If so, this would’ve played into Kennedy’s preference for directness and his knack for connecting with crowds, particularly black crowds.
Hewitt thinks he knows at least one reason why Kennedy impressed black people. “He was more perceived like a street-fighter. … More of the ‘shanty Irish’ of the Kennedys came through in Bobby,” Hewitt observes, referring to the poorest of the Irish immigrants in contrast to the more respectable “lace curtain” Irish — even though the Kennedys were millionaires.
Hewitt believes that this was likely at the root of Kennedy’s “honest indignation” over oppression, which “caused him to relate to black people’s struggle a bit better,” even more so than President Kennedy, who was much beloved by African Americans.
Black people at 12th Street responded accordingly. “They cheered him right to the time [he and] his entourage pulled off” to catch a flight to California for campaign appearances at Los Angeles and Van Nuys that same day.
The response of black Detroiters, and Hewitt’s lack of recollection of what Kennedy said, perhaps suggests that his words were not as important as where he’d spoken them — at the corner of 12th and Taylor, one block south of “Ground Zero” of the rebellion.

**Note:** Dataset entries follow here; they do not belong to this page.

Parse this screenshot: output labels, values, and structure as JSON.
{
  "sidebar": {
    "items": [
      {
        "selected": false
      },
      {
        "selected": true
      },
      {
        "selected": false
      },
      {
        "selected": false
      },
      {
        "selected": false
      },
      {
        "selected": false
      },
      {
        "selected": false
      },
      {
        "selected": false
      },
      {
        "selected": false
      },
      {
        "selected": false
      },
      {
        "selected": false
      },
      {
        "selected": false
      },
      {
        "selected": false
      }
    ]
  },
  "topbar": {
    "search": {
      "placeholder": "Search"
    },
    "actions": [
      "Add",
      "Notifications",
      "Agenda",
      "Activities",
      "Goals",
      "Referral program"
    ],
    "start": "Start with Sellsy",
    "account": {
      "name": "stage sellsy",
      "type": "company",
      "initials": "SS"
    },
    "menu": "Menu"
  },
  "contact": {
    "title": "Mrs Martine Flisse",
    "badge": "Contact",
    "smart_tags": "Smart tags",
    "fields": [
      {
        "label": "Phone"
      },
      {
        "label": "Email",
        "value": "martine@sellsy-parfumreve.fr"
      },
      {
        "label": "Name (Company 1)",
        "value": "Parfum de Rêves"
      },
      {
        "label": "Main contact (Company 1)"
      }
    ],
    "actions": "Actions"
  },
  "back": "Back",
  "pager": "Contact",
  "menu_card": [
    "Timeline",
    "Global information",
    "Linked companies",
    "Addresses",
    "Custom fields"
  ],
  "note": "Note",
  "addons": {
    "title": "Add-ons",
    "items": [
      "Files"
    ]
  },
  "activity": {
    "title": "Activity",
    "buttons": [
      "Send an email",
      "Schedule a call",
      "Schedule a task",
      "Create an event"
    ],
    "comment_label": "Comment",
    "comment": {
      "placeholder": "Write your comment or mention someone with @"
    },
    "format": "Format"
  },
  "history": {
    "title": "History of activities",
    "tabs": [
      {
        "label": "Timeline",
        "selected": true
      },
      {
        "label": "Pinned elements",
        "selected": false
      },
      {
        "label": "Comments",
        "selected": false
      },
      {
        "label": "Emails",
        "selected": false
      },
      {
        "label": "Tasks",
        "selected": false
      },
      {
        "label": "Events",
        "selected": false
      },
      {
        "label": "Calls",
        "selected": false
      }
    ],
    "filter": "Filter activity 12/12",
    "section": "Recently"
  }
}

His very presence seemed a powerful witness of the depth of his concern for black Detroit, an implicit affirmation that this community, usually forgotten or condemned, mattered — on its own terms, on its own home ground — the political calculations of his more cautious aides and the possible “backlash” of nervous white voters be damned.
Three weeks after Kennedy’s last Detroit visit, he was shot at Los Angeles, Calif., after winning the California Democratic primary on June 4. He died the following day.
Did such forays entail political risk, as Kennedy’s older political advisers believed? Competing with them for influence were “Young Turks” or “bomb throwers,” as several of his more radical speechwriters were called.
According to Newsweek contributing editor Peter Goldman, who covered the Kennedy campaign in Indiana and Nebraska, the younger staffers “were mostly there precisely because he took large risks, not only on ‘race’ but on the war, poverty and social justice.”
Goldman recalls that Kennedy’s traveling retinue included both camps, but that the “gestalt” of the campaign tended to favor the sensibilities of the younger staffers, which Kennedy shared, in contrast to the reputation he’d earned as a “ruthless” Boston pol eight years earlier as his older brother’s campaign manager.
“The members of his traveling inner circle were not the usual mercenaries,” Goldman notes; “practically none of them made a career as political professional operatives before or after his campaign. They were cause people, and RFK embodied their beliefs.”
In this sense, Goldman says, “his entire campaign was a gamble that America could be made to care about the poor and disfranchised of whatever color. …”
After RFK’s assassination, his image, usually framed with those of MLK and JFK in a trinity that was more sentimental than historical, would compete for space with representations of Jesus on the walls and tables of African Americans throughout the country.
This would certainly have been true on 12th Street.
Copyright © 2008 by Paul Lee